I’ve worked with so many amazing, smart, accomplished women who are what I call, high-functioning codependents, and upon deep reflection and self-exploration, most of them come to the realization that their actions now reflect the beliefs imparted to them growing up about what it meant to be maternal, what it meant to be a loving spouse, mother or friend, etc. So they end up thinking “ok, well this is just what we do.”
But ultimately, healthy relationships have a mutuality. The goal is INTER-dependency. That is, each person has the right to negotiate for their own needs, desires, wants, and preferences.
For so many years in my young life, I didn’t understand that essential truth. I learned that I should do it all. That my goal was to add value to everyone else’s life. I felt very responsible for not just doing the right thing always (hello over-achieving and perfectionist complex), but also for helping anyone who needed help whether that be my sisters, my mother, my family, extended family, my cousins and their children…you get the idea.
It took a cancer diagnosis in my early thirties to shake me up and inspire a deep look at how I’d been living. What I realized was that I was over-giving and over-functioning in nearly every area of my life. I wasn’t taking proper care of myself physically or emotionally. I’m fine now, and that was 20 years ago, but it really did give me a huge wake-up call to finally understand that my behaviors were codependent.
And codependency isn’t love.
Real love is taking care of yourself and taking care of the people you love in an appropriate and mutual way. It’s not being the martyr and taking on everyone else’s issues and emotions as your own. It’s not trying to solve everyone else’s problems.
It’s saying yes when you mean yes and no when you mean no.
It’s being aware of your own needs and being willing to negotiate for them.
If at this point you’re thinking, “Where do I even start???” here’s the good news: just reading this and raising your awareness with the codependency checklist (download it here), is exactly where to begin.
Here’s the GREAT news: if you learned it, you can UN-learn it. You have so much power to change these tendencies.
Now let’s talk about your awareness of your own needs. Think about how much of the time you put yourself last or even abandon yourself in order to maintain the approval or love of someone else?
Do you ever think, “I can’t believe they would do that or say that after everything I’ve done for them…”?
Unhealthy helping can block real intimacy.
Listen, this isn’t a fatal flaw. You can take steps to change ingrained behavior and recover from codependency.
So much of it has to do with your relationship to yourself. It has to do with taking small steps to DO things that actually build real self-esteem and self-love instead of trying to look to others and what you do for them to fill you up.
You can move into building solid, loving relationships with mutuality and interdependency. The first step on that journey is becoming self-aware.

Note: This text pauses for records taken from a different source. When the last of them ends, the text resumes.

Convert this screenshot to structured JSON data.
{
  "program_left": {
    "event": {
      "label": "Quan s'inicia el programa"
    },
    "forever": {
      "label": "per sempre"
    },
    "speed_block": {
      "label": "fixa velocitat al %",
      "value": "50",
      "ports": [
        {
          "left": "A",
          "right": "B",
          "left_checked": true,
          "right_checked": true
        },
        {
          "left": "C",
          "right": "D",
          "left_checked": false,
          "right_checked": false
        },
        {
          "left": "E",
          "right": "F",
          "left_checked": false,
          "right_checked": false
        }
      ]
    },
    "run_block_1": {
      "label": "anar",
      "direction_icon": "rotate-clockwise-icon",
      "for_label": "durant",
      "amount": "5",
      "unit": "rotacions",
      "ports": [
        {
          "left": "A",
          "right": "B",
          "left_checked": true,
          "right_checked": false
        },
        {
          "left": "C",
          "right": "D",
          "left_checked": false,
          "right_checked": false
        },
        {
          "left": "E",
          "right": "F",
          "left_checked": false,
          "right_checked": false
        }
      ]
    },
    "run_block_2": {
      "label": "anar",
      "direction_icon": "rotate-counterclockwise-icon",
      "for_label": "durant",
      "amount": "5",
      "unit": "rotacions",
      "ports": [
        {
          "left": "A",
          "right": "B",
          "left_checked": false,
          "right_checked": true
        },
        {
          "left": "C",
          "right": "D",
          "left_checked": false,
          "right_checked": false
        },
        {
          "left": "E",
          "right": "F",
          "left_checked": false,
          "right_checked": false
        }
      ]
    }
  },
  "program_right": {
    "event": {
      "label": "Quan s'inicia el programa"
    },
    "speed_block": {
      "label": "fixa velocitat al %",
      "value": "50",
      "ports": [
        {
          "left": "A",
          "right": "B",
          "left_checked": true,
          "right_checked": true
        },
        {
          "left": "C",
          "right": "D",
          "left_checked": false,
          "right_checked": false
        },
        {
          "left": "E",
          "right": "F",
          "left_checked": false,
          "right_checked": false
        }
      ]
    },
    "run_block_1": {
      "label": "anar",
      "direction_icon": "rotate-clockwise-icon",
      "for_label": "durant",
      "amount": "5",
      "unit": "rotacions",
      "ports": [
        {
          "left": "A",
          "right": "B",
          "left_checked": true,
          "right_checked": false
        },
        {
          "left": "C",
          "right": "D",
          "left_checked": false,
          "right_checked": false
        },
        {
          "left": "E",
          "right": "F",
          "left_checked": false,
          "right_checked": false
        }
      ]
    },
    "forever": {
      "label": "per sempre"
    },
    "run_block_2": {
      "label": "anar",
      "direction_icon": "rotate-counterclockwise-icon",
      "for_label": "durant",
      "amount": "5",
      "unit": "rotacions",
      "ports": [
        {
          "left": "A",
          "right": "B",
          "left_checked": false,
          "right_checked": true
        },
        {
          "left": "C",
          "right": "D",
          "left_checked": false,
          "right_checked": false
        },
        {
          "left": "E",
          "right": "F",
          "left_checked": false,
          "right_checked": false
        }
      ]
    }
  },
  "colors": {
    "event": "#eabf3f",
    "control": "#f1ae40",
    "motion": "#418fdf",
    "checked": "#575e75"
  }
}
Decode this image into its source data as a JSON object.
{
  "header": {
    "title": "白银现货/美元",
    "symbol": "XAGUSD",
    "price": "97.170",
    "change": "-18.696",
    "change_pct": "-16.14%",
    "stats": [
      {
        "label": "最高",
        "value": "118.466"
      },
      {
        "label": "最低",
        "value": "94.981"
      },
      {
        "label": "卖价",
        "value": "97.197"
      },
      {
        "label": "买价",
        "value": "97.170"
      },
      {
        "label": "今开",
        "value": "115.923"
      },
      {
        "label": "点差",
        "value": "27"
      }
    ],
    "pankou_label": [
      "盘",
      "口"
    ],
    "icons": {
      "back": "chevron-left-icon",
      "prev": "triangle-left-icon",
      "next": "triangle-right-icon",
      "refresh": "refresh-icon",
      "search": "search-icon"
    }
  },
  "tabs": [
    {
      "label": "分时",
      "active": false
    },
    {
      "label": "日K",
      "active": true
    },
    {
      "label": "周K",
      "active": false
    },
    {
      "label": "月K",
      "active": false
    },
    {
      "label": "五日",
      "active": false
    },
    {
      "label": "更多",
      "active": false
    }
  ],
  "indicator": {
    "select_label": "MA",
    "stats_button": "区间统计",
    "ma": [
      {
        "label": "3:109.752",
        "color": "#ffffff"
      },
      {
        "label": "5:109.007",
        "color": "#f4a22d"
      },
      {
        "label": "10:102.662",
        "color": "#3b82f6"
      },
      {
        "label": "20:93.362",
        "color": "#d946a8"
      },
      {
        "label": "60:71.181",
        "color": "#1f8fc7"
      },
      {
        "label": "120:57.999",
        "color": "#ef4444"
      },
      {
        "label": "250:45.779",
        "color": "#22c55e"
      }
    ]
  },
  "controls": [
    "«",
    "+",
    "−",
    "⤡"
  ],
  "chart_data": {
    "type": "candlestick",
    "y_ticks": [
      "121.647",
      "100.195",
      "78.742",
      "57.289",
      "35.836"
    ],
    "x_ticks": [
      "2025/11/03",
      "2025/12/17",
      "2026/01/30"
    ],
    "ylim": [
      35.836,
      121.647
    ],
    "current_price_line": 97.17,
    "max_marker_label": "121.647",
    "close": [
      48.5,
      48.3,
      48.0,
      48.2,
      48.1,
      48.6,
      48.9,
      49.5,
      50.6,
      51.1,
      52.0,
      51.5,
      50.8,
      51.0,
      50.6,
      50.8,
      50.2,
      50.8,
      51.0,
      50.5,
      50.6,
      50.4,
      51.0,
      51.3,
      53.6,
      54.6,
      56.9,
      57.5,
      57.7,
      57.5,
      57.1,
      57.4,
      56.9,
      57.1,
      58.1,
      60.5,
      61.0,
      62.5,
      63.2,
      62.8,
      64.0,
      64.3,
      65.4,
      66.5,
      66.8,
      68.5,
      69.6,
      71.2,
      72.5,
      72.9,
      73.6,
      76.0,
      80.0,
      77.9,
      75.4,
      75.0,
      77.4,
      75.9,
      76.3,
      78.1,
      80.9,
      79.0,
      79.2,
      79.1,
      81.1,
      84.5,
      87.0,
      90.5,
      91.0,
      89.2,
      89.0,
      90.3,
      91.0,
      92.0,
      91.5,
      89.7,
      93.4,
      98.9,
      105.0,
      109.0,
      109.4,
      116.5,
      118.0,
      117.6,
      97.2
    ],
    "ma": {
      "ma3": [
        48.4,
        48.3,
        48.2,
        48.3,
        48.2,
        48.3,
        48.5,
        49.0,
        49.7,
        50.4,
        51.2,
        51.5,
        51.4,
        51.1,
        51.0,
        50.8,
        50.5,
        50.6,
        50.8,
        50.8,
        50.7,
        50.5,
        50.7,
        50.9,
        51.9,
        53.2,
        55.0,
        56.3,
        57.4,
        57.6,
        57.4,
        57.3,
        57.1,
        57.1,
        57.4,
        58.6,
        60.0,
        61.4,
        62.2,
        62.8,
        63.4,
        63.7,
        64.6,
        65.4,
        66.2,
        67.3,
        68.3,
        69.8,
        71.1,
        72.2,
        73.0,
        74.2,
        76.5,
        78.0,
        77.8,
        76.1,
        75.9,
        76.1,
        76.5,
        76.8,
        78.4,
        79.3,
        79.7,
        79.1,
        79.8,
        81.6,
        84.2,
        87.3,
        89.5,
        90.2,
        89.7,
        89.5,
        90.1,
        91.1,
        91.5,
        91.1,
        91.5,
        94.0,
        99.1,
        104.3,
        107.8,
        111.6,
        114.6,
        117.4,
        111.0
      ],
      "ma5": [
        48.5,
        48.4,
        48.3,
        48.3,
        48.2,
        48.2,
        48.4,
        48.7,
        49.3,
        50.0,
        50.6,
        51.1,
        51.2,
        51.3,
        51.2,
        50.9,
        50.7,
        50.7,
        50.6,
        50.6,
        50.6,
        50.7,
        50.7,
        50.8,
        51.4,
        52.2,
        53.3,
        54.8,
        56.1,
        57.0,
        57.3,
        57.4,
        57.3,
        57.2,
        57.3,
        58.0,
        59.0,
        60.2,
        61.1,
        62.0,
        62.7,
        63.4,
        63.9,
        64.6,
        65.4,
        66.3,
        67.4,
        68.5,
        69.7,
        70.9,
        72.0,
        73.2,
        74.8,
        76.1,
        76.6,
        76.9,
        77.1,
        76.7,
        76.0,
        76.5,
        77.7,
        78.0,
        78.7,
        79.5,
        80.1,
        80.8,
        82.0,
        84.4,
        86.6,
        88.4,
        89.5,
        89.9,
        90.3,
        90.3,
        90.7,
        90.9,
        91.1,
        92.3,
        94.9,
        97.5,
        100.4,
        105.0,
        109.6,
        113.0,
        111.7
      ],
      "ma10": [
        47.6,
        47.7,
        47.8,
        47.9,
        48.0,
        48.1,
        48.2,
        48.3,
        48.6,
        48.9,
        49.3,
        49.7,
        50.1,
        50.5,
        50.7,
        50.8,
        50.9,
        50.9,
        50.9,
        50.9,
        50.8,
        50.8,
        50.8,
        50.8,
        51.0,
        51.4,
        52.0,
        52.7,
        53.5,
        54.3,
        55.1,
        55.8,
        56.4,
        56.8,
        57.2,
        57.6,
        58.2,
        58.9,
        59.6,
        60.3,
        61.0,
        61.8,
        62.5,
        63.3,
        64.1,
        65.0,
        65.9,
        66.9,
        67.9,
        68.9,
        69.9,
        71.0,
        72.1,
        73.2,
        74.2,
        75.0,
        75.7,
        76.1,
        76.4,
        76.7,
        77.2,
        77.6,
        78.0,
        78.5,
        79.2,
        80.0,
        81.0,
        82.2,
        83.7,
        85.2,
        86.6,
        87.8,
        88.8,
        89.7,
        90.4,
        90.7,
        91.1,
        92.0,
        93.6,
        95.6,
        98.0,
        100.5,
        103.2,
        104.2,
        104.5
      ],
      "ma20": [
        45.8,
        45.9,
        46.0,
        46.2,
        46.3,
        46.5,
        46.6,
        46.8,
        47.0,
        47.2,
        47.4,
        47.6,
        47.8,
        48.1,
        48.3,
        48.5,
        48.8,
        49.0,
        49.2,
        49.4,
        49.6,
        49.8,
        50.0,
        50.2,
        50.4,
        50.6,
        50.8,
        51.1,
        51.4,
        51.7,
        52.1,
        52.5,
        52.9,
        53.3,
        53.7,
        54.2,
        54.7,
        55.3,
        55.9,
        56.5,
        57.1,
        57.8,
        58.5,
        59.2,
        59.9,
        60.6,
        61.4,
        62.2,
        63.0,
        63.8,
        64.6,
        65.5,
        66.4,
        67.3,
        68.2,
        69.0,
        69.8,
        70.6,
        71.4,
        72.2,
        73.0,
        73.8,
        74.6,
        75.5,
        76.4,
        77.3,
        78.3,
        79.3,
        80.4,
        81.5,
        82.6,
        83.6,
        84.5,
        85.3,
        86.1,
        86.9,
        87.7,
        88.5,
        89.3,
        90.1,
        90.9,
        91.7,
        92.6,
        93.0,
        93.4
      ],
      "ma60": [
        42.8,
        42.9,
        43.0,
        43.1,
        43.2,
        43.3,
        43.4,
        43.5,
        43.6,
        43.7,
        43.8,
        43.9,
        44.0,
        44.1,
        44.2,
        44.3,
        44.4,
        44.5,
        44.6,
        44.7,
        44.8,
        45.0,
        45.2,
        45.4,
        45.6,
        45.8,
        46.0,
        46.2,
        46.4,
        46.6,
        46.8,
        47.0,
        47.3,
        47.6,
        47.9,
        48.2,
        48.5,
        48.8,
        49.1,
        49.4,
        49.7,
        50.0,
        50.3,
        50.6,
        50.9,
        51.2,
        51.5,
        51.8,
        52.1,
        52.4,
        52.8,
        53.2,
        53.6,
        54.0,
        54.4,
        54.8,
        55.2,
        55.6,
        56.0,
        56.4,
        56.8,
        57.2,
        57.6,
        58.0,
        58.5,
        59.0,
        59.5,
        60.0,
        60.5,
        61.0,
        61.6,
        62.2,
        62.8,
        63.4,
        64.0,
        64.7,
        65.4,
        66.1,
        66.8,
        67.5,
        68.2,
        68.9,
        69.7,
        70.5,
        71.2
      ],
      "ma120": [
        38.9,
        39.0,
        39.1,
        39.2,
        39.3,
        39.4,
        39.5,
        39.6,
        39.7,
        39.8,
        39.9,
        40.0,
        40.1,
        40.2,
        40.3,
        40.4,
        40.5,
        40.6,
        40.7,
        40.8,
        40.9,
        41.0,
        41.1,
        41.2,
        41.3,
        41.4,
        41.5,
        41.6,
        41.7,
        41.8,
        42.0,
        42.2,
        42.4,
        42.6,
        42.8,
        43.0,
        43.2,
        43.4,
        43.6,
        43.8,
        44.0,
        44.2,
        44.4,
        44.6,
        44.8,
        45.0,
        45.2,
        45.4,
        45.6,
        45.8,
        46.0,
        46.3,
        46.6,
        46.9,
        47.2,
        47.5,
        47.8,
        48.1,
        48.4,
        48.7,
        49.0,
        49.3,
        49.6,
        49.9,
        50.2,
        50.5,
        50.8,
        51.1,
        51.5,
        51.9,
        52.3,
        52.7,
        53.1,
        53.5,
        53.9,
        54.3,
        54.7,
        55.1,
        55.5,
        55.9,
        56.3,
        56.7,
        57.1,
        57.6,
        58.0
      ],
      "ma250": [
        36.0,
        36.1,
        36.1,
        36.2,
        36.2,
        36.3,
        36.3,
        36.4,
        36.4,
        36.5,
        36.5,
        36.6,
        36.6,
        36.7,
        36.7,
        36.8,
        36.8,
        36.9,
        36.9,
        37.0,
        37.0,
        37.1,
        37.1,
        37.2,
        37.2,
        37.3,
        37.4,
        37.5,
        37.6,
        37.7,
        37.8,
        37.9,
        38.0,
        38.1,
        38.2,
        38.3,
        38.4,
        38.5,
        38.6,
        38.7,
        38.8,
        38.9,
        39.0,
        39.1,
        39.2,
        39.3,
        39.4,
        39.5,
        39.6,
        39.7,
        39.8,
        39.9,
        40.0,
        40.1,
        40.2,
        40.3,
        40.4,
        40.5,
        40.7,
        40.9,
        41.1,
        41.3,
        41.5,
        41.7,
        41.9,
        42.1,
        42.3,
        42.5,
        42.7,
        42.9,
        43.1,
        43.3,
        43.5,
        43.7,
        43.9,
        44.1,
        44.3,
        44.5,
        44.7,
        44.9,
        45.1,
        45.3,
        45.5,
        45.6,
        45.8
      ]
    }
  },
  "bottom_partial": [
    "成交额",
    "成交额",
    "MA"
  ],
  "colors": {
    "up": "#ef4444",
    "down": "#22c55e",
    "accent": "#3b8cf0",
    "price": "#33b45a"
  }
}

So grab the checklist right here, because that’s exactly what it’s going to give you!
I want to know what you discover! So please drop me a comment here or come join the conversation over on my page where I also have a video where I look into this subject a bit more. I also respond to everything that comes in personally; I’ve got you, mama.
I’m so grateful that you’re here and that you’re listening, watching and sharing. Because when any of us elevate our mental health, everyone gets elevated. The healthier this world is, the better for all. And trust me, we need lots of mental health help right now. <3
Thank you, I hope you have an amazing week and as always, take care of you.
Terri Cole is a licensed psychotherapist, transformation coach, and an expert at turning fear into freedom. Sign up for Terri’s weekly Newsletter, check out her blog and follow her on Twitter.